Repeat all of the data below word for word, keeping no images.

━━━━━━━━━━

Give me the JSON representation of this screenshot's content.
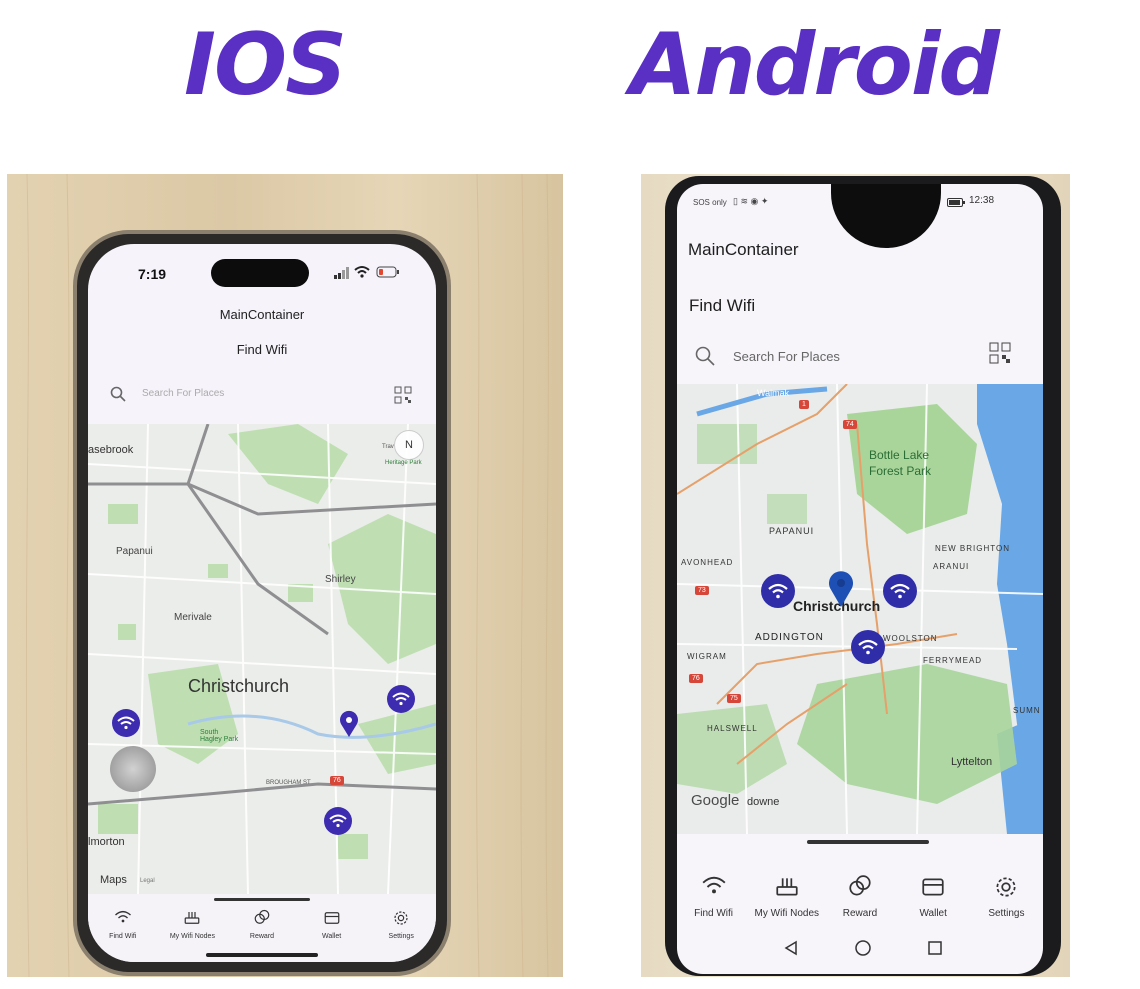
{
  "headings": {
    "ios": "IOS",
    "android": "Android"
  },
  "ios": {
    "status_time": "7:19",
    "app_title": "MainContainer",
    "page_title": "Find Wifi",
    "search_placeholder": "Search For Places",
    "map_labels": {
      "place1": "asebrook",
      "place2": "Papanui",
      "place3": "Shirley",
      "place4": "Merivale",
      "city": "Christchurch",
      "park": "South Hagley Park",
      "place5": "lmorton",
      "road": "BROUGHAM ST",
      "route": "76",
      "attribution": "Maps",
      "legal": "Legal",
      "compass": "N",
      "corner1": "Trav",
      "corner2": "Heritage Park"
    },
    "tabs": [
      {
        "label": "Find Wifi",
        "icon": "wifi-icon"
      },
      {
        "label": "My Wifi Nodes",
        "icon": "router-icon"
      },
      {
        "label": "Reward",
        "icon": "coins-icon"
      },
      {
        "label": "Wallet",
        "icon": "wallet-icon"
      },
      {
        "label": "Settings",
        "icon": "gear-icon"
      }
    ]
  },
  "android": {
    "status_left": "SOS only",
    "status_time": "12:38",
    "app_title": "MainContainer",
    "page_title": "Find Wifi",
    "search_placeholder": "Search For Places",
    "map_labels": {
      "top": "Waimak",
      "lake": "Bottle Lake",
      "forest": "Forest Park",
      "papanui": "PAPANUI",
      "new_brighton": "NEW BRIGHTON",
      "avonhead": "AVONHEAD",
      "aranui": "ARANUI",
      "city": "Christchurch",
      "addington": "ADDINGTON",
      "woolston": "WOOLSTON",
      "wigram": "WIGRAM",
      "ferrymead": "FERRYMEAD",
      "halswell": "HALSWELL",
      "sumner": "SUMN",
      "lyttelton": "Lyttelton",
      "google": "Google",
      "downe": "downe",
      "route1": "1",
      "route74": "74",
      "route73": "73",
      "route75": "75",
      "route76": "76"
    },
    "tabs": [
      {
        "label": "Find Wifi",
        "icon": "wifi-icon"
      },
      {
        "label": "My Wifi Nodes",
        "icon": "router-icon"
      },
      {
        "label": "Reward",
        "icon": "coins-icon"
      },
      {
        "label": "Wallet",
        "icon": "wallet-icon"
      },
      {
        "label": "Settings",
        "icon": "gear-icon"
      }
    ]
  },
  "colors": {
    "accent": "#5a2fc4",
    "marker": "#3d2bb0",
    "map_land": "#eef0ec",
    "map_park": "#b9dcae",
    "water": "#6aa7e6"
  }
}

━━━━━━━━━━

§ **Exercise answer**
Give me the JSON representation of this screenshot's content.
{
  "headings": {
    "ios": "IOS",
    "android": "Android"
  },
  "ios": {
    "status_time": "7:19",
    "app_title": "MainContainer",
    "page_title": "Find Wifi",
    "search_placeholder": "Search For Places",
    "map_labels": {
      "place1": "asebrook",
      "place2": "Papanui",
      "place3": "Shirley",
      "place4": "Merivale",
      "city": "Christchurch",
      "park": "South Hagley Park",
      "place5": "lmorton",
      "road": "BROUGHAM ST",
      "route": "76",
      "attribution": "Maps",
      "legal": "Legal",
      "compass": "N",
      "corner1": "Trav",
      "corner2": "Heritage Park"
    },
    "tabs": [
      {
        "label": "Find Wifi",
        "icon": "wifi-icon"
      },
      {
        "label": "My Wifi Nodes",
        "icon": "router-icon"
      },
      {
        "label": "Reward",
        "icon": "coins-icon"
      },
      {
        "label": "Wallet",
        "icon": "wallet-icon"
      },
      {
        "label": "Settings",
        "icon": "gear-icon"
      }
    ]
  },
  "android": {
    "status_left": "SOS only",
    "status_time": "12:38",
    "app_title": "MainContainer",
    "page_title": "Find Wifi",
    "search_placeholder": "Search For Places",
    "map_labels": {
      "top": "Waimak",
      "lake": "Bottle Lake",
      "forest": "Forest Park",
      "papanui": "PAPANUI",
      "new_brighton": "NEW BRIGHTON",
      "avonhead": "AVONHEAD",
      "aranui": "ARANUI",
      "city": "Christchurch",
      "addington": "ADDINGTON",
      "woolston": "WOOLSTON",
      "wigram": "WIGRAM",
      "ferrymead": "FERRYMEAD",
      "halswell": "HALSWELL",
      "sumner": "SUMN",
      "lyttelton": "Lyttelton",
      "google": "Google",
      "downe": "downe",
      "route1": "1",
      "route74": "74",
      "route73": "73",
      "route75": "75",
      "route76": "76"
    },
    "tabs": [
      {
        "label": "Find Wifi",
        "icon": "wifi-icon"
      },
      {
        "label": "My Wifi Nodes",
        "icon": "router-icon"
      },
      {
        "label": "Reward",
        "icon": "coins-icon"
      },
      {
        "label": "Wallet",
        "icon": "wallet-icon"
      },
      {
        "label": "Settings",
        "icon": "gear-icon"
      }
    ]
  },
  "colors": {
    "accent": "#5a2fc4",
    "marker": "#3d2bb0",
    "map_land": "#eef0ec",
    "map_park": "#b9dcae",
    "water": "#6aa7e6"
  }
}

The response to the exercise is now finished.